Between Two Continents with Dana Stabenow
From James Joyce’s Dublin to Bram Stoker’s Transylvania, readers everywhere have traveled to regions far and wide. All from the comforts of their own couch. As many of us know, setting is the element that takes a book from slush pile to best-seller list.
Today, we have the pleasure of hearing from one of our authors, Dana Stabenow! She discusses how she’s used environment to enhance her novels—from the beloved crime fiction Kate Shugak series to her historical fiction debut, the Silk and Song Trilogy. For all those Danamaniacs out there, as well as general fans of stellar scene setting, this one’s for you!
Blindfold Game and the Bering Sea
The US Coast Guard invited me to do a ride along on cutter Alex Haley in the Bering Sea in February of 2004. I was invited to write a daily blog from the ship so the shore-bound families of the crew could eyewitness, as much as possible, the lives their loved ones were living at sea. In that capacity, I poked my nose into every nook and cranny and interrogated most of the crew as to the particulars of their jobs. The USCG is the single most hospitable community in the world and nearly every door—in this case, hatch—was flung wide open for me.
After which, I came home and wrote Blindfold Game, a thriller set on a USCG cutter (it goes without saying very similar to Alex Haley). One of the things I found out during my tour of duty on Alex Haley was that the USCG was the first American service to promote women to command at sea. So in my novel, a woman was the first officer, who assumes command when the captain is killed. My ship, USCGC Sojourner Truth, was patrolling the north Pacific Ocean, which waters about both North Korea and Alaska, so a terrorist attack by North Koreans was a natural for the plot. (And more natural with each passing day. Accidental prescience is no fun.)

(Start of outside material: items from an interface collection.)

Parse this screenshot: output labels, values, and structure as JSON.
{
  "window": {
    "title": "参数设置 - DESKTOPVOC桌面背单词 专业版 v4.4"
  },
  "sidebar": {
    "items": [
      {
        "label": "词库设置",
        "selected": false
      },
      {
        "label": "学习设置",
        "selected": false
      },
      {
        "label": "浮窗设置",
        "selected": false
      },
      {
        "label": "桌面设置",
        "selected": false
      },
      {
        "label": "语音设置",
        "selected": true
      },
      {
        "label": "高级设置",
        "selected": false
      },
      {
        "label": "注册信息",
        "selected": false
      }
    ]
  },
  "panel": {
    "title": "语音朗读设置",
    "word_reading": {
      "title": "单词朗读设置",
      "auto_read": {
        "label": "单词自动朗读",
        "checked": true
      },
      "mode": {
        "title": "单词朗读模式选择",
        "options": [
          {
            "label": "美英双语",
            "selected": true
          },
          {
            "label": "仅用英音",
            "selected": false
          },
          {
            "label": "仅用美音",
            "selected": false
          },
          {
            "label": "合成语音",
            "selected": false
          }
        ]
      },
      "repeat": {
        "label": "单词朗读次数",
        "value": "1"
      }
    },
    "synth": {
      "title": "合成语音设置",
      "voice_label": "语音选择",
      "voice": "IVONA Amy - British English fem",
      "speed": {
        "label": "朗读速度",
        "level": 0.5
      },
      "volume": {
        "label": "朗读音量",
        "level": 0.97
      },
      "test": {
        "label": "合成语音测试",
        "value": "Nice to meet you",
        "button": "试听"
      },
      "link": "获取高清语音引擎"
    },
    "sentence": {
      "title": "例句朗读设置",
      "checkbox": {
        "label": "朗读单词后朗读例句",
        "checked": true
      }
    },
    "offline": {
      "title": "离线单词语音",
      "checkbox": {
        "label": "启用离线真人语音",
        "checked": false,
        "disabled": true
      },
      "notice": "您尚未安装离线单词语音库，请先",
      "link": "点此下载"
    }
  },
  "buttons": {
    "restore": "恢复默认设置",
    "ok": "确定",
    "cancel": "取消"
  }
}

A Tale of Many Ride-Alongs
All my novels begin with setting. When I know where I’m writing, I find out who lives (and works) there, and, after that, what shenanigans they are getting up to. The Star Svensdotter series is set, serially, in lunar orbit, in the Asteroid Belt, and on Mars. The Liam Campbell series was inspired by a trip to Dillingham, Alaska, (Newenham in the novels) where I did a ride along with a cop and found out where the local drug dealers lived. All three of them. I did a second ride along with the USCG on board USCGC Munro in 2007 and wrote a second Coastie thriller, Prepared for Rage, wherein I tried to blow up a space shuttle. That was fun in a horrific sort of way.
Silk and Song and the Silk Road
Silk and Song is a road trip. The road in question is the Silk Road. The Silk Road is thousands of miles long and runs through vastly different geographical areas and hundreds of different cultures. If I was writing about the Silk Road, of course my hero was going to be a trader. Why not one related to the most renowned merchant trader of them all, Marco Polo? This helped set the time frame; which after way too much research, I wanted to include at least the end of Marco’s life, the fall of the Templars, and the ascension of Edward III to the throne of England—around all of which swirl plenty of controversies among legitimate historians tailor-made for the aspiring historical novelist. Westward travels Johanna, as with the trending arc of history, to coin a phrase.
Kate Shugak and a Change of Scenery
In contrast, the Kate Shugak series is set in a single, clearly defined place: present-day Alaska, in a generic national Park loosely based on the Wrangell-St. Elias Park. I had visited it just before I wrote A Cold Day for Murder. When I knew I was writing a series (which, in fact, was not obvious until I sold the first book and the publisher wanted two more), I knew Kate had to leave the Park. Keeping her in a single location would inevitably make the series static, and, well, dull. Fortunately, Alaska is a big state, and her job as a PI takes her everywhere: the oil fields of the North Slope, the Yukon-Kuskokwin Delta, Bristol Bay, the streets of Anchorage. One day, she’ll investigate a case in Juneau and then god help the Alaska state legislature. She’s mean enough to them already.
Thanks to prolific crime writer Dana Stabenow for shedding light on how environment played a major role in her novels. For more information on her ride-alongs with the US Coast Guard, check out these links: